Task directions: In the entries that follow, count each line containing "Center" and state the total, nothing more.

Data in this exercise:
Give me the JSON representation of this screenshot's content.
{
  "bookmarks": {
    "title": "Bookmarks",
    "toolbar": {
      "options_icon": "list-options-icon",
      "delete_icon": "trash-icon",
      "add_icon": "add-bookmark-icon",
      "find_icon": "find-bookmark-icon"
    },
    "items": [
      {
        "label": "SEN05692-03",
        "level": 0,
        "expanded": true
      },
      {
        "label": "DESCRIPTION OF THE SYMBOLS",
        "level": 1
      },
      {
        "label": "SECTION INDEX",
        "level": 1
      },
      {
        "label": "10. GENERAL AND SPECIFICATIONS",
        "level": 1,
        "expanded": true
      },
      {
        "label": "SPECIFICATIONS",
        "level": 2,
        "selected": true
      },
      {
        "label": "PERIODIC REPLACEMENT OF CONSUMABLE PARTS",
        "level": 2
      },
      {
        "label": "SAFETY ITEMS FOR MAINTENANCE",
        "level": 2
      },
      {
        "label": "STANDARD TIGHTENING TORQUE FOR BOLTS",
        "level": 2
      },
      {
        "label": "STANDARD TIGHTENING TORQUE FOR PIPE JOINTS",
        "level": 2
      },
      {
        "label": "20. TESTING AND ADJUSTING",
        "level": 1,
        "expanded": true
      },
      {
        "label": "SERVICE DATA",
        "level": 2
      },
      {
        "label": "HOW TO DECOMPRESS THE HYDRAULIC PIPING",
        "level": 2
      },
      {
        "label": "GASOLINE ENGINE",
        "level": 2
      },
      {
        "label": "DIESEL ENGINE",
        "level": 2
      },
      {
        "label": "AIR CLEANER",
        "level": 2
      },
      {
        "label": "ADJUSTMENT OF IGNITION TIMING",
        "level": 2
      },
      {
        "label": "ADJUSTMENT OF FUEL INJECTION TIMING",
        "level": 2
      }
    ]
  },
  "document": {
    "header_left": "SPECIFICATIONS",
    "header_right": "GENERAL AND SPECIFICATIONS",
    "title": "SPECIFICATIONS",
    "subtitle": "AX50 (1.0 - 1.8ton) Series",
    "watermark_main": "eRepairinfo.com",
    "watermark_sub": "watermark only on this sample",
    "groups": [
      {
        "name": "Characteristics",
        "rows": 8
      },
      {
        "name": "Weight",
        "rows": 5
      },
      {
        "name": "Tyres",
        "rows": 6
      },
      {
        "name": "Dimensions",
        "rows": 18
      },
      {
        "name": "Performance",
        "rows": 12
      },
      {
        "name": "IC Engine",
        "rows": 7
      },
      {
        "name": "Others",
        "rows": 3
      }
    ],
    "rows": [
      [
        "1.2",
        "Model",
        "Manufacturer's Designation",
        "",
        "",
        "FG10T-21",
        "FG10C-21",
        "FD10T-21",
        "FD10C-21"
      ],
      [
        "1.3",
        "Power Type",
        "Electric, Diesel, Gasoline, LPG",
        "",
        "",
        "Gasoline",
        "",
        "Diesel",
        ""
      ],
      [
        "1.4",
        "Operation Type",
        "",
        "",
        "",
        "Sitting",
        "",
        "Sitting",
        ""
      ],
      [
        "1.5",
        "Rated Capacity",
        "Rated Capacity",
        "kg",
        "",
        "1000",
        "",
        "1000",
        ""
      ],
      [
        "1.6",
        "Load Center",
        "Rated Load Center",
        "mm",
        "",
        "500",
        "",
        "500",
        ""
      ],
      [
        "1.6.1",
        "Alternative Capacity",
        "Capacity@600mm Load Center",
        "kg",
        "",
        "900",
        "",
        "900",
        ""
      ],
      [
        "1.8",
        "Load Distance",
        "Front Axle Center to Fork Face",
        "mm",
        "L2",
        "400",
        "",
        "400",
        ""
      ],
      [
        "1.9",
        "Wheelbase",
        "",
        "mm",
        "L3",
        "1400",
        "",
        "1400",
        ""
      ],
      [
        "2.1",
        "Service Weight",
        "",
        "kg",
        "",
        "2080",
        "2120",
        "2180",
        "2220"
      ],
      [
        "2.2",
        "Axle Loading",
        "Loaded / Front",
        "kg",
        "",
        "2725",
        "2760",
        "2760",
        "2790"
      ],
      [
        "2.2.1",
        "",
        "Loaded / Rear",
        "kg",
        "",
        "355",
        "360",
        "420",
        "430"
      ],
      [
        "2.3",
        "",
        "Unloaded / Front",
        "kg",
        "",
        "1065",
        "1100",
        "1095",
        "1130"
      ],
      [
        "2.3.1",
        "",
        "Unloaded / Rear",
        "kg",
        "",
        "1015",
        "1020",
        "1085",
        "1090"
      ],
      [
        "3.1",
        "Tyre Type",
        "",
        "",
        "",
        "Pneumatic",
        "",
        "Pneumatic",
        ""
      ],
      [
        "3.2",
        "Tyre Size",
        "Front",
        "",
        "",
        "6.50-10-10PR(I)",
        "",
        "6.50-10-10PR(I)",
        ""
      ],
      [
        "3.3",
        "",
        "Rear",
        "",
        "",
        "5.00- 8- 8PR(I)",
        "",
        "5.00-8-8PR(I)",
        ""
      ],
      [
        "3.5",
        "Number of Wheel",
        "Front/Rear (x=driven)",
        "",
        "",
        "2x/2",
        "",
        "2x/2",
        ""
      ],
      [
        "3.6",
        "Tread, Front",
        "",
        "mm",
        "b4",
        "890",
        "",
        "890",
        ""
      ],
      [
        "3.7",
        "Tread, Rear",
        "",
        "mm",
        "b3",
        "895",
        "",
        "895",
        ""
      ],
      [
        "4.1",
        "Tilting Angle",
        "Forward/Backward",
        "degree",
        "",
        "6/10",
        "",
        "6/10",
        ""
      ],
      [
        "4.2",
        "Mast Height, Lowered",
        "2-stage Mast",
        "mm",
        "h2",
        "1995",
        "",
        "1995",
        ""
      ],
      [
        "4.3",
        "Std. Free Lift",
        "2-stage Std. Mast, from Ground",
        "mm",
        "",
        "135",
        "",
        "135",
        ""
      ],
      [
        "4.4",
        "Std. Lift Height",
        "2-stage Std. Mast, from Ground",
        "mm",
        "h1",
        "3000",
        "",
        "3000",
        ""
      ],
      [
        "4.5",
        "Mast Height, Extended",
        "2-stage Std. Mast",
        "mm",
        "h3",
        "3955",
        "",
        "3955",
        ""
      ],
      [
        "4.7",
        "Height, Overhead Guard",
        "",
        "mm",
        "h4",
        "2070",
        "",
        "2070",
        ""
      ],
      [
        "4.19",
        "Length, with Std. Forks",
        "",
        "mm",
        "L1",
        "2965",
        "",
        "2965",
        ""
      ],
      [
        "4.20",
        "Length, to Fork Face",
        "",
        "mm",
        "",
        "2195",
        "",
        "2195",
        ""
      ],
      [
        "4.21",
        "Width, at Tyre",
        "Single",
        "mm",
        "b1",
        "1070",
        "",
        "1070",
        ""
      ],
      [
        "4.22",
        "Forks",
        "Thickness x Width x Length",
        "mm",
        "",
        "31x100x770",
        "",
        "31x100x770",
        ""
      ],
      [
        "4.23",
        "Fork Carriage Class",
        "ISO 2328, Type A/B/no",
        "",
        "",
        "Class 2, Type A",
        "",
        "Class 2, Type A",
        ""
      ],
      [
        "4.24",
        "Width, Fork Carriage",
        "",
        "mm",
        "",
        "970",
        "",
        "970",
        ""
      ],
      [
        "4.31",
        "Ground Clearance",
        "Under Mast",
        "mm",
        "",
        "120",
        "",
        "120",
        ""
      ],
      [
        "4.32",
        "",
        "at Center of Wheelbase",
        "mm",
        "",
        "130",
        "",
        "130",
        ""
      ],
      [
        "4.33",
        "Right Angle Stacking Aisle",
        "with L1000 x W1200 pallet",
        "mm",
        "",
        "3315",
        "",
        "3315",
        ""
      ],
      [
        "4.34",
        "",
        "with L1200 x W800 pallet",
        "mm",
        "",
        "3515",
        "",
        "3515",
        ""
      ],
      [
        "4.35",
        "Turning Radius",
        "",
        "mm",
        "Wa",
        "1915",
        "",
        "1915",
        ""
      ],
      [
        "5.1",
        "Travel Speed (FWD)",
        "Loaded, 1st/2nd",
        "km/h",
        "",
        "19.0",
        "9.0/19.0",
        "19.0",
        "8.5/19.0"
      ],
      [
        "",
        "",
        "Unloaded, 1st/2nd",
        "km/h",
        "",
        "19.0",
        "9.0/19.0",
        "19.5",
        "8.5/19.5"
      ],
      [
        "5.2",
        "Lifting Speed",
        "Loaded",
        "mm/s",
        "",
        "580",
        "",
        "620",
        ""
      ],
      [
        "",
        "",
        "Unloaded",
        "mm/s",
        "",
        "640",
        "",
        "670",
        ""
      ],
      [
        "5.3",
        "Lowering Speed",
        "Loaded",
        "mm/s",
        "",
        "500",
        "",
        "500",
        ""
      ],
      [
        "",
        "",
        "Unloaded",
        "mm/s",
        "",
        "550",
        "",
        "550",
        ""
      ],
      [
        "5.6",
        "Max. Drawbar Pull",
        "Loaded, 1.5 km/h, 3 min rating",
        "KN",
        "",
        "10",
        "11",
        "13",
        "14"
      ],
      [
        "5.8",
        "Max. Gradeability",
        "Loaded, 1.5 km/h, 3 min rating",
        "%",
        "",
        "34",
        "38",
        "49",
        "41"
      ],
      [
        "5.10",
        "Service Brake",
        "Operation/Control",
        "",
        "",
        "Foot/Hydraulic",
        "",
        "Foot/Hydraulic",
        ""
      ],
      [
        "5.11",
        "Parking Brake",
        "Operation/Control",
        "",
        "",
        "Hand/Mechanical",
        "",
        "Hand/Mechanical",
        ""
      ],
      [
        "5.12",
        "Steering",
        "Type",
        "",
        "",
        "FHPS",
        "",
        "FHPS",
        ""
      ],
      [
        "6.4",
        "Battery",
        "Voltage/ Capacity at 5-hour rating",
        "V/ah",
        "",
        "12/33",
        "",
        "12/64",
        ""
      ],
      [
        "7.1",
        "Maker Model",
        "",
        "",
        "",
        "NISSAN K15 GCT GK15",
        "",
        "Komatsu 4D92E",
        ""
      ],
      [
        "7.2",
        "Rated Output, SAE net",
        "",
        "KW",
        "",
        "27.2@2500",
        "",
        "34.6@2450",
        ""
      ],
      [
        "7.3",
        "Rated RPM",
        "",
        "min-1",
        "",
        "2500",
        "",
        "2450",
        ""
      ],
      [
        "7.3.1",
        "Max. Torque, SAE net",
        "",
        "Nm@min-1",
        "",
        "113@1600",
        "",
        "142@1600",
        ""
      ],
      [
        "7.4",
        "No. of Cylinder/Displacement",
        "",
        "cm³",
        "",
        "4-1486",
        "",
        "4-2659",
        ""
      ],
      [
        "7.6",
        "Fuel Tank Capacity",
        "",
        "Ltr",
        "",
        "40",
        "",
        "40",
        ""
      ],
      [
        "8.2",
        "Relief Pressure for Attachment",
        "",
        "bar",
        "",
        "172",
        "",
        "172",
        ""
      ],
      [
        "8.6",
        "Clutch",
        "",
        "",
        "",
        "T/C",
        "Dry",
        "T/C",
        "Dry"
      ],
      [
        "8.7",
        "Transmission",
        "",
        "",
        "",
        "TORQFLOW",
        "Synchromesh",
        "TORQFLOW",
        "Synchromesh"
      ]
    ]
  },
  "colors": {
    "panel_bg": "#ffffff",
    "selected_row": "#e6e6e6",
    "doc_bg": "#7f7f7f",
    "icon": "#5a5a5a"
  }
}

The answer: 5